Brahimi says Syria talks not making much progress but hopes for take-off
Spokesperson for the Syrian National Coalition Louay Safi (R) arrives with an opposition delegation member Abdel Hamid Stayfo (L) to attend a meeting during the second round 'Geneva II' peace talks at the United Nations on Feb 11. AFP photoInternational mediator Lakhdar Brahimi said on Tuesday that peace talks between the Syrian government and opposition are not making much progress.
"The beginning of this week is as laborious as it was in the first week. We are not making much progress," he told a news conference in Geneva after a joint meeting of the two sides.
"Of course for it to really take off we need cooperation from both sides here and a lot of support from the outside."
Brahimi, who meets senior Russian and U.S. officials in Geneva on Friday, said he planned to report to U.N. Secretary General Ban Ki-moon and the Security Council within the next few weeks.
Syria's government delegation said no agenda had been agreed for peace talks in Geneva, blaming the opposition's refusal to discuss the issue of "terrorism".
"Another lost day because the representatives of the coalition insisted that terrorism in Syria does not exist and did not want to discuss it," said Deputy Foreign Minister Faisal Mekdad after a meeting with international mediator Lakhdar Brahimi on the second day of talks.
Homs evacuation suspended for day over 'logistics': governor
An operation to evacuate civilians from besieged rebel-held areas of Syria's third city Homs was suspended for a day on Tuesday because of "logistical problems," the provincial governor told AFP.
"Today, operations didn't take place for logistical and technical reasons," Homs governor Talal Barazi said, without elaborating.
"The evacuation of civilians and delivery of food aid will continue tomorrow (Wednesday) morning," he added.
The Syrian Red Crescent has so far helped evacuate around 1,200 people trapped in rebel-held areas of the war-ravaged central city, and delivered desperately-needed food and medicine.
The work was made possible by a tenuous three-day truce, which was extended for another 72 hours on Feb .11 despite multiple violations, including shelling that killed 14 people and fire directed at aid convoys.
The humanitarian operation has been welcomed internationally, while U.N. officials and agencies have urged that the model be extended to other areas in Syria.
"I hope that those negotiating in Geneva agree to allow the sustained delivery of aid to the 250,000 people in besieged communities in Syria and all those who are in desperate need across Syria," said UN humanitarian chief Valerie Amos.

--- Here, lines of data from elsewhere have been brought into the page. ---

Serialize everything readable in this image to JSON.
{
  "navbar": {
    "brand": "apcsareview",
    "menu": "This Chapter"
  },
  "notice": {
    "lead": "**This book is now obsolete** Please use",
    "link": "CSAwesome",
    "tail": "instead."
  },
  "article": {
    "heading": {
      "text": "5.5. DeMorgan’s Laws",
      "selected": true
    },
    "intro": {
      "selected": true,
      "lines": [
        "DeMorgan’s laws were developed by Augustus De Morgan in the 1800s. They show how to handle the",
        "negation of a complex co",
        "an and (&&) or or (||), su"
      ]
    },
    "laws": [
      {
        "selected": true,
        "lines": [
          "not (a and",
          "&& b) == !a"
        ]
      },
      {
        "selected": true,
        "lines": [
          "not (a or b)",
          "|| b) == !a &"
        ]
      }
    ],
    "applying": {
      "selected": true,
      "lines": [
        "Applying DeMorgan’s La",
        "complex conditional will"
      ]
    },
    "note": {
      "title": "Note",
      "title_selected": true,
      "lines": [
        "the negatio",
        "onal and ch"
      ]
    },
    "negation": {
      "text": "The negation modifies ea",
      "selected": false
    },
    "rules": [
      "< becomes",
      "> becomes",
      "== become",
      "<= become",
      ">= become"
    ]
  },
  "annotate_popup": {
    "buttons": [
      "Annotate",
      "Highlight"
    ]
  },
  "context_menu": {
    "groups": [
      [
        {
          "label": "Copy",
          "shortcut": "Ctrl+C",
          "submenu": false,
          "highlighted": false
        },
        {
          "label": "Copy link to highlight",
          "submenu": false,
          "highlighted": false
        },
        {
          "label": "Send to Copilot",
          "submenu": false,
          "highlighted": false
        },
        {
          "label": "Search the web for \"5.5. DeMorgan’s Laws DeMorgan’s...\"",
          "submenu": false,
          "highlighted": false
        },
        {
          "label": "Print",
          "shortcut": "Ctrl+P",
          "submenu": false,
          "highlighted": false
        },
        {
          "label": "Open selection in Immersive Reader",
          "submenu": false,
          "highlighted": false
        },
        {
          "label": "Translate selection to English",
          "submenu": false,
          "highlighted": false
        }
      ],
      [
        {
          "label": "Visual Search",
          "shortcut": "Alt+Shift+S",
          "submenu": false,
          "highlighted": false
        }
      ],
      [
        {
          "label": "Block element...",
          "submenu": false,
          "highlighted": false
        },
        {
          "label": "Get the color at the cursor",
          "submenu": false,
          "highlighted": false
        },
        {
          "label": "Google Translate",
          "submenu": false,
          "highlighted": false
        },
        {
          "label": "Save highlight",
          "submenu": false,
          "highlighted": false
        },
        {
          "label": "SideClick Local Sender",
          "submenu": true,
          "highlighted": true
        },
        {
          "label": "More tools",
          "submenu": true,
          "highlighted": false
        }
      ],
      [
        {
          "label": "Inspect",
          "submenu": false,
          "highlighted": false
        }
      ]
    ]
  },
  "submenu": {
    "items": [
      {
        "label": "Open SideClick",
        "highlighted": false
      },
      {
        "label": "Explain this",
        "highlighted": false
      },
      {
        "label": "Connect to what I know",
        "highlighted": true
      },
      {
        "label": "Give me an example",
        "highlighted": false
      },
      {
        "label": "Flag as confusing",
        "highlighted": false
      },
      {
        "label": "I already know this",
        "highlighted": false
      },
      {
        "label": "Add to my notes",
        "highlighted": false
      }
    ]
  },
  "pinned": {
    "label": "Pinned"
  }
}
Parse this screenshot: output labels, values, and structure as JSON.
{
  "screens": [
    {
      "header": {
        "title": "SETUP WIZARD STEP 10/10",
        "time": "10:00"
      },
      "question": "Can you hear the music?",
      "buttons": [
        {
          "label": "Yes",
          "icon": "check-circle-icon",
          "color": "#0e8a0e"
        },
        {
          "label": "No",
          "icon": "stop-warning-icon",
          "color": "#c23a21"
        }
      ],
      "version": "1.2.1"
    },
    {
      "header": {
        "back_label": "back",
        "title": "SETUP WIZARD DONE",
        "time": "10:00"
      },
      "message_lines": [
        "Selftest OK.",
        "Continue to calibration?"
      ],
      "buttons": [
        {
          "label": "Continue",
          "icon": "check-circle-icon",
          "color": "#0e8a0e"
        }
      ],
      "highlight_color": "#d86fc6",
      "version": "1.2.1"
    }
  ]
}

Russia slams UN draft on Syria
Meanwhile, Russian Foreign Minister Sergei Lavrov said on Feb. 11 that a draft of a new United Nations humanitarian resolution on Syria was unacceptable because it was "absolutely one-sided."
"The ideas that were shared with us by those initiating this process... are absolutely unacceptable and contain an ultimatum for the government, that if they don't solve all this in two weeks then we automatically introduce sanctions," Lavrov said in Moscow.
"Instead of engaging in everyday, meticulous work to resolve problems that block deliveries of humanitarian aid, they see a new resolution as some kind of simplistic solution," he said.
U.N. diplomats have tried to persuade Russia to back a new resolution, drafted by Australia, Jordan and Luxembourg, which "demands that all parties, in particular the Syrian authorities, immediately end the sieges of the Old City of Homs."
But Lavrov said focusing on one city and the government's role was "absolutely one-sided and detached from the facts." "It's as if there are no witness accounts, even from the humanitarian agencies, that the militant groups are the main impediments to the humanitarian operation in Homs and in delivering humanitarian aid to the Yarmouk Palestinian refugee camp," he said.
He added that other Syrian cities like Zahra and Al Hasakah also need to be unblocked, and that the U.N. needed to focus more on the spread of terrorism in the war-torn country.